-- Supplied entries follows --

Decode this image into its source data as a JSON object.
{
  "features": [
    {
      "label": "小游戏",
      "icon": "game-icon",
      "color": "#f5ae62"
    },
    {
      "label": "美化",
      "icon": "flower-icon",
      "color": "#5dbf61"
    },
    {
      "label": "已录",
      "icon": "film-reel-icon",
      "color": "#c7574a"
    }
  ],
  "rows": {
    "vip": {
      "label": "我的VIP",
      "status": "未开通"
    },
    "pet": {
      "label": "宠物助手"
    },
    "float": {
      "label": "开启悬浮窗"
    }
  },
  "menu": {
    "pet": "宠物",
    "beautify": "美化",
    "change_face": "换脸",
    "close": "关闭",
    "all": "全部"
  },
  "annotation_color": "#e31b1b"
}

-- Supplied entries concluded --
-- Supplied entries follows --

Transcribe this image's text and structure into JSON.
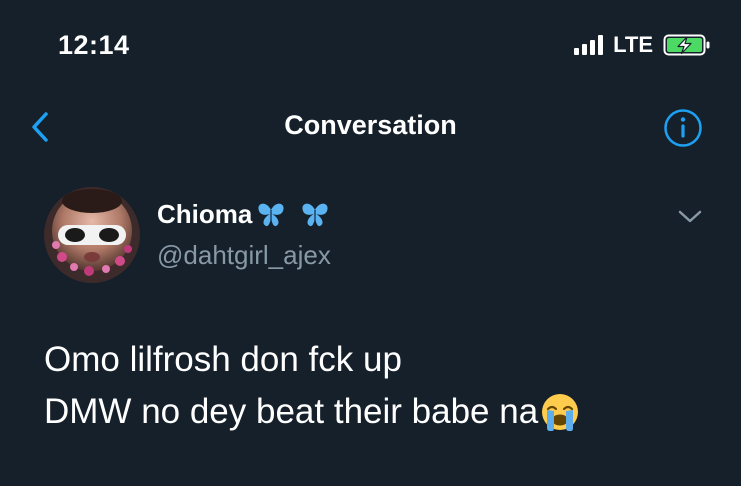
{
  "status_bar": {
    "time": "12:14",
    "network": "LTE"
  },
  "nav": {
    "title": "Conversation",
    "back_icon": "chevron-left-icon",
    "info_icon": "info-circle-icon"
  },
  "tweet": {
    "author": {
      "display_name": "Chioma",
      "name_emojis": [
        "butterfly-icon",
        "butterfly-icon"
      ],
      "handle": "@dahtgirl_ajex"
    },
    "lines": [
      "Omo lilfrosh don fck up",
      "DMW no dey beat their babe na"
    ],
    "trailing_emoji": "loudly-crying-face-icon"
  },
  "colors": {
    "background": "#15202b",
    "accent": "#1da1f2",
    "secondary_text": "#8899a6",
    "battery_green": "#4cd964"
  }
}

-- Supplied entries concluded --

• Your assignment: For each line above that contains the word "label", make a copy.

• Task solution:
      "label": "小游戏",
      "label": "美化",
      "label": "已录",
      "label": "我的VIP",
      "label": "宠物助手"
      "label": "开启悬浮窗"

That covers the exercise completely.